Hawaii was the first state to legalize medical marijuana via legislation, in 2000. Its first dispensaries are set to open in July. (Brennan Linsley, Associated Press file)

Outcry forces Arizona lawmaker to drop effort to limit medical marijuana

Republican rep says he 'didn't do enough research' before proposing an amendment to remove homeopaths from plan

PHOENIX — A Republican lawmaker has withdrawn a bill restricting access to medical marijuana in Arizona after receiving hundreds of complaints.

The bill by Rep. Jay Lawrence of Scottsdale would have removed physicians practicing alternative medicine such as naturopathy and homeopathy from the list of doctors that can issue medical marijuana referrals. More than 87 percent of all referrals came from naturopaths and homeopaths in the budget year starting last July.

Lawrence apologized to Arizona residents Friday after receiving hundreds of emails and phone calls from concerned Arizona residents who use medical marijuana legally. He said he did not do enough research before introducing the measure.

Lawrence says he does not plan to introduce or support any similar proposals in the future.
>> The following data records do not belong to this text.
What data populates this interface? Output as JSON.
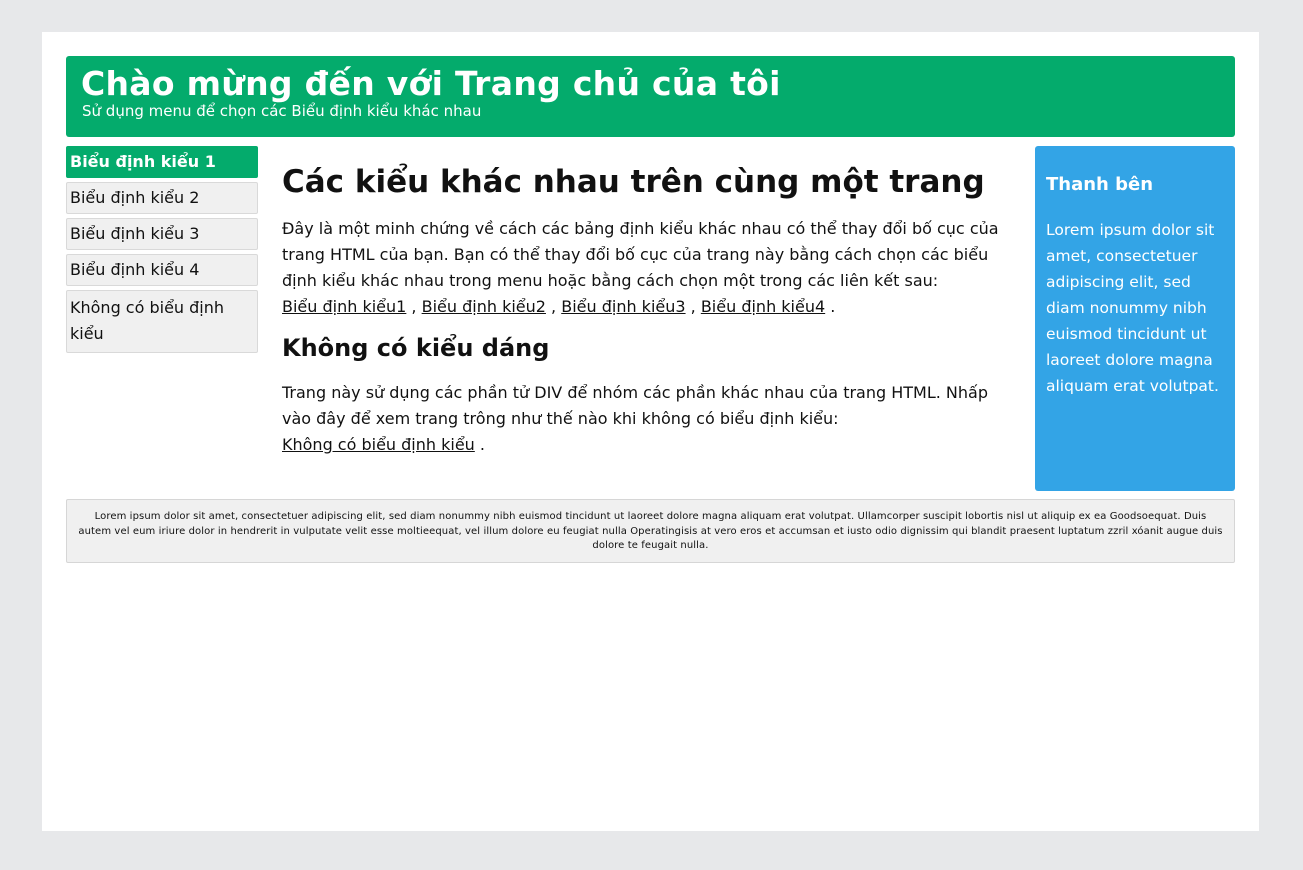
{
  "header": {
    "title": "Chào mừng đến với Trang chủ của tôi",
    "subtitle": "Sử dụng menu để chọn các Biểu định kiểu khác nhau"
  },
  "menu": {
    "items": [
      {
        "label": "Biểu định kiểu 1",
        "active": true
      },
      {
        "label": "Biểu định kiểu 2",
        "active": false
      },
      {
        "label": "Biểu định kiểu 3",
        "active": false
      },
      {
        "label": "Biểu định kiểu 4",
        "active": false
      },
      {
        "label": "Không có biểu định kiểu",
        "active": false
      }
    ]
  },
  "main": {
    "heading": "Các kiểu khác nhau trên cùng một trang",
    "intro": "Đây là một minh chứng về cách các bảng định kiểu khác nhau có thể thay đổi bố cục của trang HTML của bạn. Bạn có thể thay đổi bố cục của trang này bằng cách chọn các biểu định kiểu khác nhau trong menu hoặc bằng cách chọn một trong các liên kết sau:",
    "links": [
      "Biểu định kiểu1",
      "Biểu định kiểu2",
      "Biểu định kiểu3",
      "Biểu định kiểu4"
    ],
    "link_separator": " , ",
    "link_end": " .",
    "subheading": "Không có kiểu dáng",
    "body": "Trang này sử dụng các phần tử DIV để nhóm các phần khác nhau của trang HTML. Nhấp vào đây để xem trang trông như thế nào khi không có biểu định kiểu:",
    "nostyle_link": "Không có biểu định kiểu",
    "nostyle_end": " ."
  },
  "sidebar": {
    "title": "Thanh bên",
    "text": "Lorem ipsum dolor sit amet, consectetuer adipiscing elit, sed diam nonummy nibh euismod tincidunt ut laoreet dolore magna aliquam erat volutpat."
  },
  "footer": {
    "text": "Lorem ipsum dolor sit amet, consectetuer adipiscing elit, sed diam nonummy nibh euismod tincidunt ut laoreet dolore magna aliquam erat volutpat. Ullamcorper suscipit lobortis nisl ut aliquip ex ea Goodsoequat. Duis autem vel eum iriure dolor in hendrerit in vulputate velit esse moltieequat, vel illum dolore eu feugiat nulla Operatingisis at vero eros et accumsan et iusto odio dignissim qui blandit praesent luptatum zzril xóanit augue duis dolore te feugait nulla."
  },
  "colors": {
    "page_bg": "#e7e8ea",
    "header_bg": "#04ab6c",
    "active_menu_bg": "#04ab6c",
    "sidebar_bg": "#33a4e6",
    "menu_bg": "#f0f0f0"
  }
}
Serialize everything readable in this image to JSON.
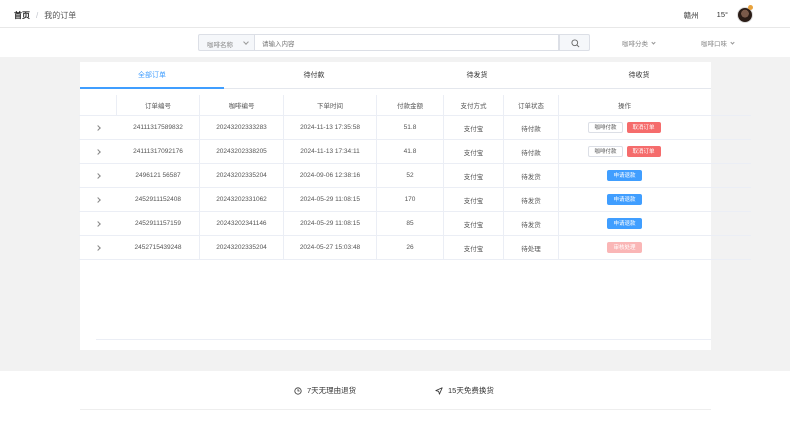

Nearly 88,000 patients are qualified for the state’s medical marijuana program.